Note that it does not matter how much physical RAM is in your servers. The “vRAM” is the amount of RAM that is given to the started VMs. This also means that you will have to potentially pay more for the great memory sharing features of vSphere, so memory overcommit will have to be balanced against both available physical memory in the hosts, but also against the license model. The amount of vRAM could be distributed to a few large VMs or amongst many smaller with less memory.
The available vRAM could be distributed in any given way among all virtual machines and could be executed on any physical CPU on any host. All vRAM is “pooled” in vCenter, simply meaning that all CPU licenses are aggregated in vCenter and the vRAM could be spread over all VMs on all hosts.
Note also that there is no way to increase the amount of vRAM for a CPU license. If you have the, say, Enterprise Edition (64 GB vRAM) with three physical ESXi hosts with two CPUs and need more than 384 GB (64 x 6) of vRAM for all of the virtual machines, you would have to buy another CPU license (even if you do only have six processors). With now seven CPU licenses you will have 448 GB of vRAM.
The new model will force the vSphere administrator to be more careful how to “spend” the available vRAM to the virtual machines. Since it does not matter how much or little the VM will actually consume from physical host memory, but only the configured amount, this could demand for a review of all existing VMs virtual hardware to make sure we do not “lose” vRAM when not necessary.
With the newer processors coming up to 12 and even 16 cores there will in almost all cases be enough with two physical processors per server. In the years to come as memory drops in prices we will also see more servers with RAM of 256 / 512 and even 1 TB. The license problem with vSphere 5 is that for example a two CPU server with 512 GB of RAM on vSphere 4.1 took two VMware Enterprise Plus licenses, but now will consume 6 licenses and that is just for one host.

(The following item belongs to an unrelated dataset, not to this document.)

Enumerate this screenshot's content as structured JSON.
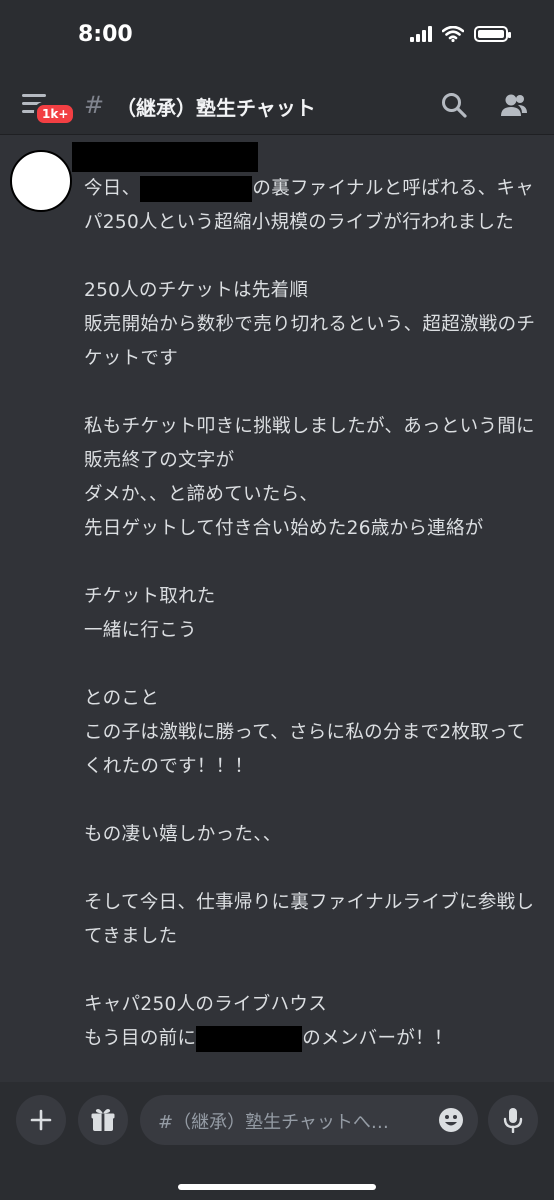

Update 1: On the 3rd of August 2011 new licensing rules were presented from VMware which these changes:
Essentials, Essentials Plus and Standard: 32 GB of vRAM (earlier 24)
Enterprise: 64 GB of vRAM (earlier 32)
Enterprise Plus: 96 GB of vRAM (earlier 48)
Another change was that a single VM can never consume more than 96 GB of vRAM, no matter the size of the allocated RAM. This means for example that a really large VM with, say, 256 GB of RAM only reduces the vRAM pool with 96 GB.
Update 2: On the 27th of August 2012 the concept of vRAM licensing was dropped.